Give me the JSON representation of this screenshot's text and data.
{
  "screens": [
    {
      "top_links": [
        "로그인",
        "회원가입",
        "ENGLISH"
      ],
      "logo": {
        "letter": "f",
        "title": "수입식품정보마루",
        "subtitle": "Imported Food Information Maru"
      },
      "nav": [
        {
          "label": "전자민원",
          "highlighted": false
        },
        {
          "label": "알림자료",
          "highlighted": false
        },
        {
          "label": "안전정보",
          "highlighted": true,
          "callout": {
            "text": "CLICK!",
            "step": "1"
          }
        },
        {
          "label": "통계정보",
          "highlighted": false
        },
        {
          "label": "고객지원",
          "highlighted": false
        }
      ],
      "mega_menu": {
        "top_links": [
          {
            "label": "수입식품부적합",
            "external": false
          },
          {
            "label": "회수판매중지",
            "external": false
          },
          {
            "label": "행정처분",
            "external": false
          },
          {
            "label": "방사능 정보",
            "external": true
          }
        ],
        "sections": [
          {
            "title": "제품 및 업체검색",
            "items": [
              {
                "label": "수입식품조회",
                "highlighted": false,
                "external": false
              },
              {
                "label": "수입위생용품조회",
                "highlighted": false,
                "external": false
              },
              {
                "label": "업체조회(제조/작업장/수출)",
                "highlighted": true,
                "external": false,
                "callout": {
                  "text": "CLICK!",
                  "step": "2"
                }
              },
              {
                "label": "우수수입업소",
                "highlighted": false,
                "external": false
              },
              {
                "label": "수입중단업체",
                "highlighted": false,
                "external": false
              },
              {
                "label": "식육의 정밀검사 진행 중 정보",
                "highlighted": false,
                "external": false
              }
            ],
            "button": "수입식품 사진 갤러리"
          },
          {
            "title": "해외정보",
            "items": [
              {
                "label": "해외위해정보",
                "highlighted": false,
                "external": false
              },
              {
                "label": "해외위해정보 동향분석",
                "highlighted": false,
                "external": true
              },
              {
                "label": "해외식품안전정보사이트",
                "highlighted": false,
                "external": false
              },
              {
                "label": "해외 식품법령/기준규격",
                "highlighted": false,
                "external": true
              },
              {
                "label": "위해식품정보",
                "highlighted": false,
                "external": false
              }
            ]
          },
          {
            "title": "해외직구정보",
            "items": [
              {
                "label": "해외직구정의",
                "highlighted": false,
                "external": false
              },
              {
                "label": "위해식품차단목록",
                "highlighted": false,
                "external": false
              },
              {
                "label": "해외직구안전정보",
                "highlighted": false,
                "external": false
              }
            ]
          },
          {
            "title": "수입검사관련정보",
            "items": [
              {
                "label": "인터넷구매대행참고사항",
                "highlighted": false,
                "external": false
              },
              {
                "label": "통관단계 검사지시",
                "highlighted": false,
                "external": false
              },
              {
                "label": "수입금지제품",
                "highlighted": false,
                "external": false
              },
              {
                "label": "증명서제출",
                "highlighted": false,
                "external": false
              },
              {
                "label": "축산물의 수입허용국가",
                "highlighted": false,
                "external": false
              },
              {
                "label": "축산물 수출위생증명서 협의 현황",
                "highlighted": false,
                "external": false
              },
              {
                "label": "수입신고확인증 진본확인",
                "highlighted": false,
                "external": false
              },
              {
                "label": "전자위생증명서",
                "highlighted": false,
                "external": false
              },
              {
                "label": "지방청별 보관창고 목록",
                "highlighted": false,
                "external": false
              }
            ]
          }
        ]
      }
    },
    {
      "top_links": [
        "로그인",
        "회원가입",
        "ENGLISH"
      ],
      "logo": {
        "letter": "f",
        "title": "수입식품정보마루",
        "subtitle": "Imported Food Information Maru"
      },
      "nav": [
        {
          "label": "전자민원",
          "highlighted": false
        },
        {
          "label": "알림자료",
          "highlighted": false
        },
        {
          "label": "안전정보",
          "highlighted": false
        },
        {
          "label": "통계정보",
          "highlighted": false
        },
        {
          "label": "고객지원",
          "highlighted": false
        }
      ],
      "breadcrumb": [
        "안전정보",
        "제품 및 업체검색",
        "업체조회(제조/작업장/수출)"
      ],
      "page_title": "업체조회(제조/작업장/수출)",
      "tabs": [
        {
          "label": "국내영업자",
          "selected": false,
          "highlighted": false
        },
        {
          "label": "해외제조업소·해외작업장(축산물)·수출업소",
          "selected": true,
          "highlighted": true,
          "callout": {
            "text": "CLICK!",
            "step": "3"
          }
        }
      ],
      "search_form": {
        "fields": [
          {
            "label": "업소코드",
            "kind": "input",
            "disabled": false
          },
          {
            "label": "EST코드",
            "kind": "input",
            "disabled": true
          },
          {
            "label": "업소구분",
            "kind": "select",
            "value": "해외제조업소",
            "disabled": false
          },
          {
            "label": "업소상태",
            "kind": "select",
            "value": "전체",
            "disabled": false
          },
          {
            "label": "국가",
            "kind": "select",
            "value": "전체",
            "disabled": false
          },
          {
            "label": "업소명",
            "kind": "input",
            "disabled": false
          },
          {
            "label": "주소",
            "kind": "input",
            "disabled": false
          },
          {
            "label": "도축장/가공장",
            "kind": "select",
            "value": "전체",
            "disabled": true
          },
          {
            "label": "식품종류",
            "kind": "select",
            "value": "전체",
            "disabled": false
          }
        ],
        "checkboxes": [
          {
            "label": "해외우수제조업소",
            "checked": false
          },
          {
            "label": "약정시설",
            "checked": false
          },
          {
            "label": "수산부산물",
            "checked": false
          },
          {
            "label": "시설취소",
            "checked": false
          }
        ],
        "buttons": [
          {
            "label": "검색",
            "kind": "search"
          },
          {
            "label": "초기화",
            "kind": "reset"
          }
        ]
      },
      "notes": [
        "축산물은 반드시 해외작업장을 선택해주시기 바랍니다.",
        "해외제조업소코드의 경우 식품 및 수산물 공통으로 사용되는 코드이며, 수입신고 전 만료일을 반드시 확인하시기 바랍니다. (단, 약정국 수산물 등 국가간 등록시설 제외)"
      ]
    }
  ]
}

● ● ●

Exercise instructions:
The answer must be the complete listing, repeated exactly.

Answer for the task:
Give me the JSON representation of this screenshot's text and data.
{
  "screens": [
    {
      "top_links": [
        "로그인",
        "회원가입",
        "ENGLISH"
      ],
      "logo": {
        "letter": "f",
        "title": "수입식품정보마루",
        "subtitle": "Imported Food Information Maru"
      },
      "nav": [
        {
          "label": "전자민원",
          "highlighted": false
        },
        {
          "label": "알림자료",
          "highlighted": false
        },
        {
          "label": "안전정보",
          "highlighted": true,
          "callout": {
            "text": "CLICK!",
            "step": "1"
          }
        },
        {
          "label": "통계정보",
          "highlighted": false
        },
        {
          "label": "고객지원",
          "highlighted": false
        }
      ],
      "mega_menu": {
        "top_links": [
          {
            "label": "수입식품부적합",
            "external": false
          },
          {
            "label": "회수판매중지",
            "external": false
          },
          {
            "label": "행정처분",
            "external": false
          },
          {
            "label": "방사능 정보",
            "external": true
          }
        ],
        "sections": [
          {
            "title": "제품 및 업체검색",
            "items": [
              {
                "label": "수입식품조회",
                "highlighted": false,
                "external": false
              },
              {
                "label": "수입위생용품조회",
                "highlighted": false,
                "external": false
              },
              {
                "label": "업체조회(제조/작업장/수출)",
                "highlighted": true,
                "external": false,
                "callout": {
                  "text": "CLICK!",
                  "step": "2"
                }
              },
              {
                "label": "우수수입업소",
                "highlighted": false,
                "external": false
              },
              {
                "label": "수입중단업체",
                "highlighted": false,
                "external": false
              },
              {
                "label": "식육의 정밀검사 진행 중 정보",
                "highlighted": false,
                "external": false
              }
            ],
            "button": "수입식품 사진 갤러리"
          },
          {
            "title": "해외정보",
            "items": [
              {
                "label": "해외위해정보",
                "highlighted": false,
                "external": false
              },
              {
                "label": "해외위해정보 동향분석",
                "highlighted": false,
                "external": true
              },
              {
                "label": "해외식품안전정보사이트",
                "highlighted": false,
                "external": false
              },
              {
                "label": "해외 식품법령/기준규격",
                "highlighted": false,
                "external": true
              },
              {
                "label": "위해식품정보",
                "highlighted": false,
                "external": false
              }
            ]
          },
          {
            "title": "해외직구정보",
            "items": [
              {
                "label": "해외직구정의",
                "highlighted": false,
                "external": false
              },
              {
                "label": "위해식품차단목록",
                "highlighted": false,
                "external": false
              },
              {
                "label": "해외직구안전정보",
                "highlighted": false,
                "external": false
              }
            ]
          },
          {
            "title": "수입검사관련정보",
            "items": [
              {
                "label": "인터넷구매대행참고사항",
                "highlighted": false,
                "external": false
              },
              {
                "label": "통관단계 검사지시",
                "highlighted": false,
                "external": false
              },
              {
                "label": "수입금지제품",
                "highlighted": false,
                "external": false
              },
              {
                "label": "증명서제출",
                "highlighted": false,
                "external": false
              },
              {
                "label": "축산물의 수입허용국가",
                "highlighted": false,
                "external": false
              },
              {
                "label": "축산물 수출위생증명서 협의 현황",
                "highlighted": false,
                "external": false
              },
              {
                "label": "수입신고확인증 진본확인",
                "highlighted": false,
                "external": false
              },
              {
                "label": "전자위생증명서",
                "highlighted": false,
                "external": false
              },
              {
                "label": "지방청별 보관창고 목록",
                "highlighted": false,
                "external": false
              }
            ]
          }
        ]
      }
    },
    {
      "top_links": [
        "로그인",
        "회원가입",
        "ENGLISH"
      ],
      "logo": {
        "letter": "f",
        "title": "수입식품정보마루",
        "subtitle": "Imported Food Information Maru"
      },
      "nav": [
        {
          "label": "전자민원",
          "highlighted": false
        },
        {
          "label": "알림자료",
          "highlighted": false
        },
        {
          "label": "안전정보",
          "highlighted": false
        },
        {
          "label": "통계정보",
          "highlighted": false
        },
        {
          "label": "고객지원",
          "highlighted": false
        }
      ],
      "breadcrumb": [
        "안전정보",
        "제품 및 업체검색",
        "업체조회(제조/작업장/수출)"
      ],
      "page_title": "업체조회(제조/작업장/수출)",
      "tabs": [
        {
          "label": "국내영업자",
          "selected": false,
          "highlighted": false
        },
        {
          "label": "해외제조업소·해외작업장(축산물)·수출업소",
          "selected": true,
          "highlighted": true,
          "callout": {
            "text": "CLICK!",
            "step": "3"
          }
        }
      ],
      "search_form": {
        "fields": [
          {
            "label": "업소코드",
            "kind": "input",
            "disabled": false
          },
          {
            "label": "EST코드",
            "kind": "input",
            "disabled": true
          },
          {
            "label": "업소구분",
            "kind": "select",
            "value": "해외제조업소",
            "disabled": false
          },
          {
            "label": "업소상태",
            "kind": "select",
            "value": "전체",
            "disabled": false
          },
          {
            "label": "국가",
            "kind": "select",
            "value": "전체",
            "disabled": false
          },
          {
            "label": "업소명",
            "kind": "input",
            "disabled": false
          },
          {
            "label": "주소",
            "kind": "input",
            "disabled": false
          },
          {
            "label": "도축장/가공장",
            "kind": "select",
            "value": "전체",
            "disabled": true
          },
          {
            "label": "식품종류",
            "kind": "select",
            "value": "전체",
            "disabled": false
          }
        ],
        "checkboxes": [
          {
            "label": "해외우수제조업소",
            "checked": false
          },
          {
            "label": "약정시설",
            "checked": false
          },
          {
            "label": "수산부산물",
            "checked": false
          },
          {
            "label": "시설취소",
            "checked": false
          }
        ],
        "buttons": [
          {
            "label": "검색",
            "kind": "search"
          },
          {
            "label": "초기화",
            "kind": "reset"
          }
        ]
      },
      "notes": [
        "축산물은 반드시 해외작업장을 선택해주시기 바랍니다.",
        "해외제조업소코드의 경우 식품 및 수산물 공통으로 사용되는 코드이며, 수입신고 전 만료일을 반드시 확인하시기 바랍니다. (단, 약정국 수산물 등 국가간 등록시설 제외)"
      ]
    }
  ]
}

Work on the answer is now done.